HAN Gateways and Servers
A HAN requires a system for identifying data and routing it to its destination, and this implies the need for gateways and servers. A residential gateway connects a HAN to the Internet. A hardware device similar in appearance to a router, it provides many features necessary in a HAN. Most residential gateways support at least the basic features of broadband connectivity (usually through DSL or cable modems), sharing of the Internet connection, and firewall security. In addition, as we progress toward support of advanced multimedia applications, the residential gateway will also interact with the home telephone, entertainment systems, kitchen and home appliances, and the entire new generation of network-enabled devices.
At this point, gateway products are in their early stages, and the technical standards are therefore evolving. One important standard is CableLabs CableHome, which has two specifications:
Planning for the Future of HANs

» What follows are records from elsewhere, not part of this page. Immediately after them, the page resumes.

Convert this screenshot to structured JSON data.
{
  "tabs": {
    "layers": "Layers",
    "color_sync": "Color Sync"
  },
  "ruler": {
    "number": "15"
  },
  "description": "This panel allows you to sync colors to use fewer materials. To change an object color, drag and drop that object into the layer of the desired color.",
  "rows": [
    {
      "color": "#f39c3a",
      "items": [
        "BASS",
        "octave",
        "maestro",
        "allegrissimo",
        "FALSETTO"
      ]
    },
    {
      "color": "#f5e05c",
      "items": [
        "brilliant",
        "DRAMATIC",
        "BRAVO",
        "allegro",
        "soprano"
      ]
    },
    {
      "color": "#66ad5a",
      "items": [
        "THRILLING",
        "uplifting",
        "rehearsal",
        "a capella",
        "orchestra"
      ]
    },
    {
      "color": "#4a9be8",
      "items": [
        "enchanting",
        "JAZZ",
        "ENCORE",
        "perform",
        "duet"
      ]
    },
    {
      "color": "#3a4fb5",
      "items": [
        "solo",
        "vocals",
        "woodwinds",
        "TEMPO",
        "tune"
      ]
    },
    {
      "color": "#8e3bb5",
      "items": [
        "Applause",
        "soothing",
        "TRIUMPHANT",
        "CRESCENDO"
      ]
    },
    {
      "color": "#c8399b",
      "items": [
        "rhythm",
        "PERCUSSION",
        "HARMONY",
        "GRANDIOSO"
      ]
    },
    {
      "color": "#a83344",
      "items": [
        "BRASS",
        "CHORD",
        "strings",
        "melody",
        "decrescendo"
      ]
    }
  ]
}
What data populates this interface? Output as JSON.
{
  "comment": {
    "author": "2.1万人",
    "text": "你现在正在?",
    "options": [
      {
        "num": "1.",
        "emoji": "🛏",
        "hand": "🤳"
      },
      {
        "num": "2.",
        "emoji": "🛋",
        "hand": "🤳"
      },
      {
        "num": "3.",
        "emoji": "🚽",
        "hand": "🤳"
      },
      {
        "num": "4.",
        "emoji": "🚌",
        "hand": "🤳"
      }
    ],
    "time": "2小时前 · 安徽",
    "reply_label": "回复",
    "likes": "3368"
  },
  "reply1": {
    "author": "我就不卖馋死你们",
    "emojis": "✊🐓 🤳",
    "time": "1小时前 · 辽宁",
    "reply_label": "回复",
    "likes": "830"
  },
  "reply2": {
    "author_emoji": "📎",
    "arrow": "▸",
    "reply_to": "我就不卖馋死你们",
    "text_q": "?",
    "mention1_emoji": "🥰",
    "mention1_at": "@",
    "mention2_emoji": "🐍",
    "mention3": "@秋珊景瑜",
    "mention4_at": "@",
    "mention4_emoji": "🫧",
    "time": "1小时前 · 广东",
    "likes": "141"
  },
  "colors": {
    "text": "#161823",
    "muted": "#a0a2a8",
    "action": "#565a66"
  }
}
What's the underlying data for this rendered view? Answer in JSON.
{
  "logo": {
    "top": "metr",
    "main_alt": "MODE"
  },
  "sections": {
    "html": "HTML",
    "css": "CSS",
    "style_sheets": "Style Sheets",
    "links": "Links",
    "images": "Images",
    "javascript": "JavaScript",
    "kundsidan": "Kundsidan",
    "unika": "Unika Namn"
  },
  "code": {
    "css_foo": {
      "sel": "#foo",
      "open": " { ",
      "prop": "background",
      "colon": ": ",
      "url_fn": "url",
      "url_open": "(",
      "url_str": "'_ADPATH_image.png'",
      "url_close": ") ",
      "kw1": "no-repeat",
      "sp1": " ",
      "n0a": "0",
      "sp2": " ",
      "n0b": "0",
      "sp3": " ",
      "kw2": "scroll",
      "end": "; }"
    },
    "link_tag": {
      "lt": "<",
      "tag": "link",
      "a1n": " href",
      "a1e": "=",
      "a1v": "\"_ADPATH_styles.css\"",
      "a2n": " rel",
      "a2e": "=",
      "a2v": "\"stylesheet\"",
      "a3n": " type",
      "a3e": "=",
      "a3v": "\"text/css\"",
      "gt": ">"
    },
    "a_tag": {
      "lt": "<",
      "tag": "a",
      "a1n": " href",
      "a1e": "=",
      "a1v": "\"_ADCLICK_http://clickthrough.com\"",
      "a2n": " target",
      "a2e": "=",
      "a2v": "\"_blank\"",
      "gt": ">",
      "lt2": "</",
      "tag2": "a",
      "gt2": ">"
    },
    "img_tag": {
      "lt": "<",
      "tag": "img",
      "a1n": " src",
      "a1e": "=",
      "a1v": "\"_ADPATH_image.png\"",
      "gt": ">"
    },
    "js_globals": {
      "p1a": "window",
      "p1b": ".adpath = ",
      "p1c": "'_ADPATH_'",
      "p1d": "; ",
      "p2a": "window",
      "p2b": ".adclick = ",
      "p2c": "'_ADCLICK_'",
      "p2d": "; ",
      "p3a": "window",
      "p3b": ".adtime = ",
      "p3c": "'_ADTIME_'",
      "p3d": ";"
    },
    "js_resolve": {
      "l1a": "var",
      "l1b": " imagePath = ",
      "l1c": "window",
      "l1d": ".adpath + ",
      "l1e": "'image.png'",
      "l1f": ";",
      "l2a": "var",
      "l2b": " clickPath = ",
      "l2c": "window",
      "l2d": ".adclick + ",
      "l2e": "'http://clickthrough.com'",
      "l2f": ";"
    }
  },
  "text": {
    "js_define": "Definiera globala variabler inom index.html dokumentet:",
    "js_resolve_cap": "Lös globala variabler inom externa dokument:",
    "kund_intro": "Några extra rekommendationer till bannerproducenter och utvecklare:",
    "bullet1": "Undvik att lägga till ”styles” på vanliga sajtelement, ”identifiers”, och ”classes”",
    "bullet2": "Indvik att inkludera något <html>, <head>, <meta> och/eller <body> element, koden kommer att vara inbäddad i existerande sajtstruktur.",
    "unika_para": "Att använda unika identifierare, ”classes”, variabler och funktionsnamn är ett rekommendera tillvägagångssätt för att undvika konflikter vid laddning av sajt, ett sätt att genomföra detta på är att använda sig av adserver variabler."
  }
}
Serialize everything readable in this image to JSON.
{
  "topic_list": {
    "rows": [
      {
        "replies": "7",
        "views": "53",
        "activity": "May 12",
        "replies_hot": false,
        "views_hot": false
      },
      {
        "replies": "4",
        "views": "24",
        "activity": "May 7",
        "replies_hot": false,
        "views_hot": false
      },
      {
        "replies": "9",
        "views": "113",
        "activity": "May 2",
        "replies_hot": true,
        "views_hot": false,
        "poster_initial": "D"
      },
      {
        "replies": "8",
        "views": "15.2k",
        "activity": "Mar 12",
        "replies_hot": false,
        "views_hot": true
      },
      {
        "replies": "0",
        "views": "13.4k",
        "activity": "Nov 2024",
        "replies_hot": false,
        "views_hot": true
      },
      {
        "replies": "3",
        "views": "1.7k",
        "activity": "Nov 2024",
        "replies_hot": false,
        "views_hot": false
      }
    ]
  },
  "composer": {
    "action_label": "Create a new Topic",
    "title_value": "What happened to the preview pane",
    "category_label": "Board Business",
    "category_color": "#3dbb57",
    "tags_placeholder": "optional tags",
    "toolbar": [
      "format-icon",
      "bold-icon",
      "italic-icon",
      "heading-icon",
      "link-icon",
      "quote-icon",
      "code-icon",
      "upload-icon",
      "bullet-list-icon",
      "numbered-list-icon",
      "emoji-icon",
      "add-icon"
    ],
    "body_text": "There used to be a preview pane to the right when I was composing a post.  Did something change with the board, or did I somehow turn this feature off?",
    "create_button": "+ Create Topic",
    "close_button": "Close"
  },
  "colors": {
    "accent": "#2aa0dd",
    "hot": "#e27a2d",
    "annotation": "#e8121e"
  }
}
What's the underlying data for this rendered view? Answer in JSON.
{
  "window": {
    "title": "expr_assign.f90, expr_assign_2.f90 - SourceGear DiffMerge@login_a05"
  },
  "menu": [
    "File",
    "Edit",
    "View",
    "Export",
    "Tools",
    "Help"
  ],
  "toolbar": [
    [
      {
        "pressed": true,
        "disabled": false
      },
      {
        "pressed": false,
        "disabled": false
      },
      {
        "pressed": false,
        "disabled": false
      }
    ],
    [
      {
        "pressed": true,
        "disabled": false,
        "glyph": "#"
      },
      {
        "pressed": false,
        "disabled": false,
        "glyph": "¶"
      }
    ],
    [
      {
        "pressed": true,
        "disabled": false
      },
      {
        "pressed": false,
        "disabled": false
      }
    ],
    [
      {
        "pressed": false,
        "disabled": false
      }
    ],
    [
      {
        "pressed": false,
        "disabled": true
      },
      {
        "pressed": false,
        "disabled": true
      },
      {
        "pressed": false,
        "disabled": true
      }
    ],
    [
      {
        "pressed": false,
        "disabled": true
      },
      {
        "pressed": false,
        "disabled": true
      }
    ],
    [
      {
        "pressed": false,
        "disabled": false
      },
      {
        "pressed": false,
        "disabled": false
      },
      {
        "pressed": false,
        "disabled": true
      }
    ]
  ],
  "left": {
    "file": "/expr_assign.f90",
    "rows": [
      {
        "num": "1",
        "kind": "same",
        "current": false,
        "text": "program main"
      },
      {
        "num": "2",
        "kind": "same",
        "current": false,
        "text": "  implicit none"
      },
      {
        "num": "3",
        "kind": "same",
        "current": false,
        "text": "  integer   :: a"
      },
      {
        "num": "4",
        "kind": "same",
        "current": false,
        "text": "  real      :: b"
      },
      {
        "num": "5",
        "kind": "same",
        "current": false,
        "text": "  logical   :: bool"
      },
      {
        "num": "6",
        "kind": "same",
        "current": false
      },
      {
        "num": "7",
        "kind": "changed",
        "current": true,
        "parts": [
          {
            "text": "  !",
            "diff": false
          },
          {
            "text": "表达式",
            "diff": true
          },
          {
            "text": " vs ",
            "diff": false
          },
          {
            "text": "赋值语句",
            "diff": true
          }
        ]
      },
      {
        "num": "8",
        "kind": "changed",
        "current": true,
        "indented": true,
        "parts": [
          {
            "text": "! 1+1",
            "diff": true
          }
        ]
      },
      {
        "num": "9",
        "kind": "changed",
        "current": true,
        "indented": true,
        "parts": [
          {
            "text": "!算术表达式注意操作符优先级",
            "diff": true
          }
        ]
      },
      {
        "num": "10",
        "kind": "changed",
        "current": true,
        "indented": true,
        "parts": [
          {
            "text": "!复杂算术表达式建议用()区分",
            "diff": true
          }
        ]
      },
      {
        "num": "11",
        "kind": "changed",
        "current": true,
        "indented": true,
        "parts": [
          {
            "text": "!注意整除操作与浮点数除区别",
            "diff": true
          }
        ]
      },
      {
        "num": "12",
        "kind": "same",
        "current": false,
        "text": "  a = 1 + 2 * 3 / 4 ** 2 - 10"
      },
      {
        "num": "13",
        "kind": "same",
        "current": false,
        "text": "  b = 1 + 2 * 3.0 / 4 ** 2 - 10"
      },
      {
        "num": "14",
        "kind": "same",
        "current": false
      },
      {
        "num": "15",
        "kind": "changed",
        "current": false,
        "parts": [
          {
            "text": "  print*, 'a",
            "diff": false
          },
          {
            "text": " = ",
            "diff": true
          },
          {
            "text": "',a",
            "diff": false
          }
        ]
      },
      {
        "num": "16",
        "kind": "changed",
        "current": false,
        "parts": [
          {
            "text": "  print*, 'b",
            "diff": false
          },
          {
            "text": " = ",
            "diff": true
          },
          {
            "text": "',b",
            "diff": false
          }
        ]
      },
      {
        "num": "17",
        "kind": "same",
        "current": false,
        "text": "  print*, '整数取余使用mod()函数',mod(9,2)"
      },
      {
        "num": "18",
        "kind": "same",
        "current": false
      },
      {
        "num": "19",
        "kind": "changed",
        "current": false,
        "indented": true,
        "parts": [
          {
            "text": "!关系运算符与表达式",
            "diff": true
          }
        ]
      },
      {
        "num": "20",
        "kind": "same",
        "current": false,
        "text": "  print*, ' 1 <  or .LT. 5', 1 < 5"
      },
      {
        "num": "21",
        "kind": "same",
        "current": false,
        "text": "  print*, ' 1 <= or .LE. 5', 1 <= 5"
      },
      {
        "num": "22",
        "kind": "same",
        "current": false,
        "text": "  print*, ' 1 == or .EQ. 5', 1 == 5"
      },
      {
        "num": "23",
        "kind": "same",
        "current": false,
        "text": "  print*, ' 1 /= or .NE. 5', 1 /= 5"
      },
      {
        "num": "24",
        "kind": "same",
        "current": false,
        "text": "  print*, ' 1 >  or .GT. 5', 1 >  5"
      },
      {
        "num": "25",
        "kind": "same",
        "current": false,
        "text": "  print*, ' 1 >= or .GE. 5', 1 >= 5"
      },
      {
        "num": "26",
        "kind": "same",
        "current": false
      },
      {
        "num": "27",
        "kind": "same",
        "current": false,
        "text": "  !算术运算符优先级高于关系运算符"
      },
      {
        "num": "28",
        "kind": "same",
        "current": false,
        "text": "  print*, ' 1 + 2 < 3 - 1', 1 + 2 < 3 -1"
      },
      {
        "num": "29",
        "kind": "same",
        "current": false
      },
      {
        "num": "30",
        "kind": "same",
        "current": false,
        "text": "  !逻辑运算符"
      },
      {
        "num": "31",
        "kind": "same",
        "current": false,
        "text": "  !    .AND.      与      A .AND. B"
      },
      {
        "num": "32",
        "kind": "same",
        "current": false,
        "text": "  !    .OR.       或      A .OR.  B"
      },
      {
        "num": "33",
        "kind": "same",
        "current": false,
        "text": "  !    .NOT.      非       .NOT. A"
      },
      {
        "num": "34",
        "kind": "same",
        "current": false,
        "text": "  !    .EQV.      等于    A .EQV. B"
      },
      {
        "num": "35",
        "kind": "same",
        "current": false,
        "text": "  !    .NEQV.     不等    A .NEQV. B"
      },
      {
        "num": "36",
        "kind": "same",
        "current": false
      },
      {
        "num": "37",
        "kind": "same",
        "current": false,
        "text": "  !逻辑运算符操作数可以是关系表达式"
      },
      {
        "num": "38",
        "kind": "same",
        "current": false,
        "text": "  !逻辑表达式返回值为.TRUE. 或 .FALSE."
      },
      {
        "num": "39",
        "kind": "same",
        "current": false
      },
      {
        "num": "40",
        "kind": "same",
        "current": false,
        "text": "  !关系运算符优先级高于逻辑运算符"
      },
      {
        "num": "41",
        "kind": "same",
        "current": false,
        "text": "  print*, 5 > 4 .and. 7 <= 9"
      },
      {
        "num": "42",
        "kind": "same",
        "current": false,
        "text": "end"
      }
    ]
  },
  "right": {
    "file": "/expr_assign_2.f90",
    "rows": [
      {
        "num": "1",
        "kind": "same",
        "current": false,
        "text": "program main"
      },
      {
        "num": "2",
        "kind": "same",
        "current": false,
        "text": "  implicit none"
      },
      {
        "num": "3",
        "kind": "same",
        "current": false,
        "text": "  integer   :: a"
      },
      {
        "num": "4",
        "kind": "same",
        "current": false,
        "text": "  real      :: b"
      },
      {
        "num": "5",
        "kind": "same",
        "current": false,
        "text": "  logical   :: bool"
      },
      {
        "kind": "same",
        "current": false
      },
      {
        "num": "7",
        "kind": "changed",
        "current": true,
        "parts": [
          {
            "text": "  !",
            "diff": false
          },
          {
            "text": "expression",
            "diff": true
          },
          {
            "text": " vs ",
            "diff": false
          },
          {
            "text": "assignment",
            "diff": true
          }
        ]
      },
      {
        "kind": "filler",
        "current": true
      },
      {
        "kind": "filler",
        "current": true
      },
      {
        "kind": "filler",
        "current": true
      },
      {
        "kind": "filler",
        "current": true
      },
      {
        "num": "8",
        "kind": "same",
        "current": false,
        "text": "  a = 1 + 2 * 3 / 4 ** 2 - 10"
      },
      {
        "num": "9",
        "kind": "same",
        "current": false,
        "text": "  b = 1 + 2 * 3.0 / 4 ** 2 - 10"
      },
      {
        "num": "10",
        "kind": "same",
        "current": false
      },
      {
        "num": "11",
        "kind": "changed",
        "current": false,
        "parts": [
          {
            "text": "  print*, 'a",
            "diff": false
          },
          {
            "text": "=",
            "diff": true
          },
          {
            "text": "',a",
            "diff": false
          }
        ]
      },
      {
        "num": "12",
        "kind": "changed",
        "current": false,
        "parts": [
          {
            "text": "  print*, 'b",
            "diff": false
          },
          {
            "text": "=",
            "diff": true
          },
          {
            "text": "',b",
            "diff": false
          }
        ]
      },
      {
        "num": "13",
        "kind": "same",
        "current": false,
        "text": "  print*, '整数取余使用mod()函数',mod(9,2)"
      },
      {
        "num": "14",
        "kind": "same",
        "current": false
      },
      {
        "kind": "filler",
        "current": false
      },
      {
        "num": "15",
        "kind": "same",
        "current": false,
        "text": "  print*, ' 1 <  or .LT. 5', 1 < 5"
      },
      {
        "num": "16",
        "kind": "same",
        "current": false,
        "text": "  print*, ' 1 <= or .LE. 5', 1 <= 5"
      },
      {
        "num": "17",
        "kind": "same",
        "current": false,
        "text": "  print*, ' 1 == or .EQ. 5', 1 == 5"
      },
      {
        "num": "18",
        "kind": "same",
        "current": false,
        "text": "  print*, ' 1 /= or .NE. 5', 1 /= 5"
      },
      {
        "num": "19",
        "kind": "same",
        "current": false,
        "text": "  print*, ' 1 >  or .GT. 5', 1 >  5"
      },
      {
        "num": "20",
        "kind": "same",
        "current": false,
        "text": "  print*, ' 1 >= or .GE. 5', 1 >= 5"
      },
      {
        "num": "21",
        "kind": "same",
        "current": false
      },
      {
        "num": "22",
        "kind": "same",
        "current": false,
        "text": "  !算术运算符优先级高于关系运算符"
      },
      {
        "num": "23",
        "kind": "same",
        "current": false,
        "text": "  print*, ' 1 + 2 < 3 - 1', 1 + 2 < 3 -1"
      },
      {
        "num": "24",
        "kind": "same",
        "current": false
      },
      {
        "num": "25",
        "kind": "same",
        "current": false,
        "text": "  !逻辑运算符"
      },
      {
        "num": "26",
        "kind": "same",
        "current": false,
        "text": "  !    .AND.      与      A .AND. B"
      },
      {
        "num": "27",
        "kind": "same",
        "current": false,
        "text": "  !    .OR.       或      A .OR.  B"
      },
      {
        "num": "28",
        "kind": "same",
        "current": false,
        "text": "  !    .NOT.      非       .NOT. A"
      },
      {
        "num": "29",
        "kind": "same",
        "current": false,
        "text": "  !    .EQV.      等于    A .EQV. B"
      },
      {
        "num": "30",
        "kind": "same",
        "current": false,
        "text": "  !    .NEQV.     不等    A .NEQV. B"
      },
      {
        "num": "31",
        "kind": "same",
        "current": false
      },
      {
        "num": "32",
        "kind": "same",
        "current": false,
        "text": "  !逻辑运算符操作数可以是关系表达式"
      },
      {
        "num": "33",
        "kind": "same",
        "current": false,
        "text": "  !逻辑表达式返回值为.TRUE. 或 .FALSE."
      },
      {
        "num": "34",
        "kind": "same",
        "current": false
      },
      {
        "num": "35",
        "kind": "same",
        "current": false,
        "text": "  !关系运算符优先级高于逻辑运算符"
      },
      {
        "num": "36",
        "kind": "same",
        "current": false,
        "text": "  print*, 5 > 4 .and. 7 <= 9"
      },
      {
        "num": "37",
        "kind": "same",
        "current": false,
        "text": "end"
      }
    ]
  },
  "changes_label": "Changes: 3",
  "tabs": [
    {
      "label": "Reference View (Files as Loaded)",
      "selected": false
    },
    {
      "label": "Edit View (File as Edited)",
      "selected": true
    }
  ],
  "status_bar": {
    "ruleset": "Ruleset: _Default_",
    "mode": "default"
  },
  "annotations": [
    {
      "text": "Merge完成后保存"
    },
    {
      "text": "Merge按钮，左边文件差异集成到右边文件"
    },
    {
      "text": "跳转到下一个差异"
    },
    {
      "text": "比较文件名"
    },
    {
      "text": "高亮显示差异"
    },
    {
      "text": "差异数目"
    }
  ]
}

HANs are becoming a fundamental aspect of a person's residence, and they will become more functional and important as we go forward into the realm of interactive and mobile multimedia lifestyles. In considering HANs, it is important to plan for the future. You need to plan and install an infrastructure designed to address today's needs, and you also need to understand that tomorrow you will need to support much more advanced applications and a greater range of devices. It is a good idea to stay away from permanent equipment that will become obsolete soon. You should try not to choose products that limit your ability to change or upgrade in the future, and you should try to ensure that the infrastructure stays invisible.
You should consider a number of other points going forward, as more and more intelligence surrounds you and becomes self-aware in an attempt to serve you even better:
These are issues we will resolve in time. Security is going to be quite important to all of this, and although security solutions do not abound, there has been significant progress in the areas of encryption, authentication, and key exchange. Much additional development is being done in this area, including the use of biometrics.
Part I: Communications Fundamentals
Telecommunications Technology Fundamentals
Traditional Transmission Media
Establishing Communications Channels
Part II: Data Networking and the Internet
Data Communications Basics
Local Area Networking
Wide Area Networking
The Internet and IP Infrastructures
Part III: The New Generation of Networks
Broadband Access Alternatives
Part IV: Wireless Communications
Wireless Communications Basics
WMANs, WLANs, and WPANs
Emerging Wireless Applications